Having a better informed perspective on the human brain's roominess for information gives a basis for distrusting claims about information encased in cruder things. By referring to the same considerations as before, and appending the sensible rule that consciousness about things involves the minimal level of information handling, a dust mote can't have a consciousness akin to a human's. It can't be having thoughts because no states are changing in it. In a human brain, as everyone is aware from the innumerable fMRI studies, changes happen when thoughts happen. The brain performs mental tasks without a bottomless pocket; the dust mote can't.

This also leads to inferences about the type of ideas that could be in the hypothetical consciousness. Whether it's animal, vegetable, or mineral, without a human-like grasp of the variations of a type of idea, it can't be said to have comparable types of ideas in its consciousness. For example, a thing without the resources for assimilating elaborate visual information can't be having images in its "inner world". Human color vision is sophisticated. But how could something that doesn't even have separate information pathways for different colors be having dreams or daydreams in color?

In reality, a portable internet-ready device is a more fitting approximation of the bottomless pocket of bits. Its reliance on its internet connection acts like the pocket, so its own design can potentially be relatively primitive. It might not permanently keep any of the flowing data bits after it promptly produces a video or audio signal, shows a message, takes a picture, activates a circuit, etc. The bulk of its "intelligence" might not be within itself either. It might function as a specialized input/output "face" for some high-performing cluster of computers somewhere else on the other side of the internet. Deprived of the internet, its capabilities drop.

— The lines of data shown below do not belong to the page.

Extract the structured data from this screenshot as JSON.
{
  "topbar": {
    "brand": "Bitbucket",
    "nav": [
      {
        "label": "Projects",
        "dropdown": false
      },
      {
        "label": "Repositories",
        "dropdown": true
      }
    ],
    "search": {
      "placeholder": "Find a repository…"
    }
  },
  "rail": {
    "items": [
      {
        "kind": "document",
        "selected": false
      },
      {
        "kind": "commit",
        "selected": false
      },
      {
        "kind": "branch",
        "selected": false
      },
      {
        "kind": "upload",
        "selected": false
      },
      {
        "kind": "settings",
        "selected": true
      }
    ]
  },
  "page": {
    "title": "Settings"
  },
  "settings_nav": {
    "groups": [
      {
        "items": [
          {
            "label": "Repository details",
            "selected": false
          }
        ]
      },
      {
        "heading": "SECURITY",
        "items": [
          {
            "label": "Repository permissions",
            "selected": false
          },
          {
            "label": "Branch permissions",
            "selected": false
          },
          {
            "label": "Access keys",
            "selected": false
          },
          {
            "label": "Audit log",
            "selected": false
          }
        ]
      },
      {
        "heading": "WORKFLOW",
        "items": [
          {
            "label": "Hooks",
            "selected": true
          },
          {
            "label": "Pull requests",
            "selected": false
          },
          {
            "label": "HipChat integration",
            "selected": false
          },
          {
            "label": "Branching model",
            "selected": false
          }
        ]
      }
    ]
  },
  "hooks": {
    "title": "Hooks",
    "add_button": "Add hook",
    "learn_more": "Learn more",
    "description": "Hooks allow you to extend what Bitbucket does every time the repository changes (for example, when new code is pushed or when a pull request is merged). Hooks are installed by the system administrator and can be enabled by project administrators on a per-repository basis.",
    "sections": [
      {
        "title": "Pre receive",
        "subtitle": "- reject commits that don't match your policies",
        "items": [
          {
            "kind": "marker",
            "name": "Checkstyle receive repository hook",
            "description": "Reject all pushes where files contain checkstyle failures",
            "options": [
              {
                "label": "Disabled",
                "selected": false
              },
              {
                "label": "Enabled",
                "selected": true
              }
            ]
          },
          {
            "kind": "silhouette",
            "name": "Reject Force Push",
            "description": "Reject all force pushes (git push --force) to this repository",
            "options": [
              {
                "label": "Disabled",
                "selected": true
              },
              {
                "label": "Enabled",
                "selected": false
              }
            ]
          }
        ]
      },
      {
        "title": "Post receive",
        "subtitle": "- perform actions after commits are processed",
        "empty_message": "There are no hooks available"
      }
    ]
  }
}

Moreover, the unmiraculous work underlying this real-world version reiterates the hand-waving incompleteness of the abstract versions. Sending bits is a lengthy procedure. The device breaks the bits into standardized chunks or packets with address and identification information. It transfers the packet into speedy adjustments of its electromagnetic connection medium (wire or wireless), compensating for interference of course. The packet joins larger channels. It's delivered via intermediary stops or hops to the destination address, this time compensating for temporary outages at any point in the journey. Then the receiving computer does the reverse to extract the bits out of the packet. It reassembles the chunks of bits and asks for missing chunks to be retransmitted. Finally it writes the bits for later retrieval; space isn't infinite but it's fairly cheap when it's bought in humungous quantities and usable for many purposes.

Every part of this procedure arose through the diligent efforts of inventors and maintainers. Initial techniques were improved. Miles of cables were laid. It turns out that feasibly accomplishing something like the bottomless pocket of bits is a marvel...of engineering. The luxury of ignoring constraints of volume, time, energy, entropy, and so forth is a feature of fantasized ideas.

Some less radical interpretations of a brain pocket do comply with the physical universe. In these the brain hoards information in dramatically exotic or miniscule matter: at the scale of DNA base pairs or at the extreme quantum scale of elementary particles/fields. (It's an inspiring technological goal. When people succeed at shrinking their information that far, the density will be staggering.) Nevertheless, the shortcomings remain. There must be enough cumulative states with enough organization, and there must be dependable, reversible processes to read and write the states. The smaller the scale, the less plausible those prerequisites are. It's easy to argue that there're a lot of intriguing niches that the brain could use. It's less easy to argue how the brain could ever so delicately cram bits into the niches, trust that the niches don't succumb to literally random fluctuations, and draw out the desired bits in the future without clearing the rest.

Drawing out the recognizable bits is the impressive phase. A hypothetical pocket accepting item after item could be bottomless in a very misleading sense. It might have a hole at the other end.